Your goal:
Show all lines of the listing that hold the word "javax".

─── Information

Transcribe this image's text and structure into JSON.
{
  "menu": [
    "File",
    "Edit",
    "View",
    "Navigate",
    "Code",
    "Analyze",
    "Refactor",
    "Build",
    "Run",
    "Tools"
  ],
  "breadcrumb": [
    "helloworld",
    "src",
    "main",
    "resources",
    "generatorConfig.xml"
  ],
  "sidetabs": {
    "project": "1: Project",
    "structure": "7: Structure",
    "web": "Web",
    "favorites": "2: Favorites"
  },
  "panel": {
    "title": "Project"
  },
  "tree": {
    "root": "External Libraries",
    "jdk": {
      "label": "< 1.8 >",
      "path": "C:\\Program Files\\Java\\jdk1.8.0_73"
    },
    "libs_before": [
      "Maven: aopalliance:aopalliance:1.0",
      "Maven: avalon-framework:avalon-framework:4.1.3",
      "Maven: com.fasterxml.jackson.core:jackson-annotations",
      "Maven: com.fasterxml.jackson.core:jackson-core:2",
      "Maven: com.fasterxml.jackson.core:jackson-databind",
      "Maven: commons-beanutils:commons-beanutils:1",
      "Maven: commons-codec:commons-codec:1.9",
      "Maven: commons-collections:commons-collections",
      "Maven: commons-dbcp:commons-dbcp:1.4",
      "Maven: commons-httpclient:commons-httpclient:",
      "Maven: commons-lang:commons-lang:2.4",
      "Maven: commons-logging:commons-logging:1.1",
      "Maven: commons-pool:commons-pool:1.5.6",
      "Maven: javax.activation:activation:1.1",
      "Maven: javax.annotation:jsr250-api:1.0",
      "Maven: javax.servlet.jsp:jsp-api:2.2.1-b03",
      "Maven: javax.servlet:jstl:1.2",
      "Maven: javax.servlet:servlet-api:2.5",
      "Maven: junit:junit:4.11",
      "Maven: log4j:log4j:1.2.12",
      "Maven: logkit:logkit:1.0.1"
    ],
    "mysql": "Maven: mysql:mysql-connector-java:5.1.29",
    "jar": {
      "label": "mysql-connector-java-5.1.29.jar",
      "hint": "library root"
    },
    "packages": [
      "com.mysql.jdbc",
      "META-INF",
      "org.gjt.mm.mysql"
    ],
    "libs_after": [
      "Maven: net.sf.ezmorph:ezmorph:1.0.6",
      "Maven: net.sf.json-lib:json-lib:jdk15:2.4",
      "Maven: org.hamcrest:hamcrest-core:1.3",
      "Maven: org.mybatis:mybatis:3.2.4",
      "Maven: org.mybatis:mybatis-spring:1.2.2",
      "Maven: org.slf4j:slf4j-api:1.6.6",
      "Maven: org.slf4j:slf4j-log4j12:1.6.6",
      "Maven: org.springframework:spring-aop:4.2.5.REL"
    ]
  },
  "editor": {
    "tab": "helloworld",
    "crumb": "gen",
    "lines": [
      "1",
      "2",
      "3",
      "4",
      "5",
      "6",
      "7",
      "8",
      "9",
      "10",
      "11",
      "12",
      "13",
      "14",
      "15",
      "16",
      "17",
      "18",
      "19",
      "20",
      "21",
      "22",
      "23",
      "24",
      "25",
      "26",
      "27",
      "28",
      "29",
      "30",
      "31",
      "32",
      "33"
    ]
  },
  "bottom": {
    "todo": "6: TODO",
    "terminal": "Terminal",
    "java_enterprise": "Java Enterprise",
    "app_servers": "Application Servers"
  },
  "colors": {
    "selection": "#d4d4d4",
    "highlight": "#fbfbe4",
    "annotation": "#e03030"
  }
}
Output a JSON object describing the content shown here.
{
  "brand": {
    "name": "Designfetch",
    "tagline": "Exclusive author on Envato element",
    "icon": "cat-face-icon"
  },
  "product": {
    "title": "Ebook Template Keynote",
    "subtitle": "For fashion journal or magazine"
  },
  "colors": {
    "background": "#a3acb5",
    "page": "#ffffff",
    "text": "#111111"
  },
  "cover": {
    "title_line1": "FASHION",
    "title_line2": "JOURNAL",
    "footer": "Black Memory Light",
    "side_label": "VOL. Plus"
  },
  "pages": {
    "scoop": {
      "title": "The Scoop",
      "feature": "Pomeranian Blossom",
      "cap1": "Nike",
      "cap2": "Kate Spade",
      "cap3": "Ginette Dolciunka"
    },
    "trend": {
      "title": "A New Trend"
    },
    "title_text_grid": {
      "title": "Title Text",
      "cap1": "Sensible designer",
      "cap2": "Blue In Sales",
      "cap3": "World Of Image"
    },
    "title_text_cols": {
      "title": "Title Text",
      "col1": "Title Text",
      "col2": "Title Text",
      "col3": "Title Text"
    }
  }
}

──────

Answer space:
      "Maven: javax.activation:activation:1.1",
      "Maven: javax.annotation:jsr250-api:1.0",
      "Maven: javax.servlet.jsp:jsp-api:2.2.1-b03",
      "Maven: javax.servlet:jstl:1.2",
      "Maven: javax.servlet:servlet-api:2.5",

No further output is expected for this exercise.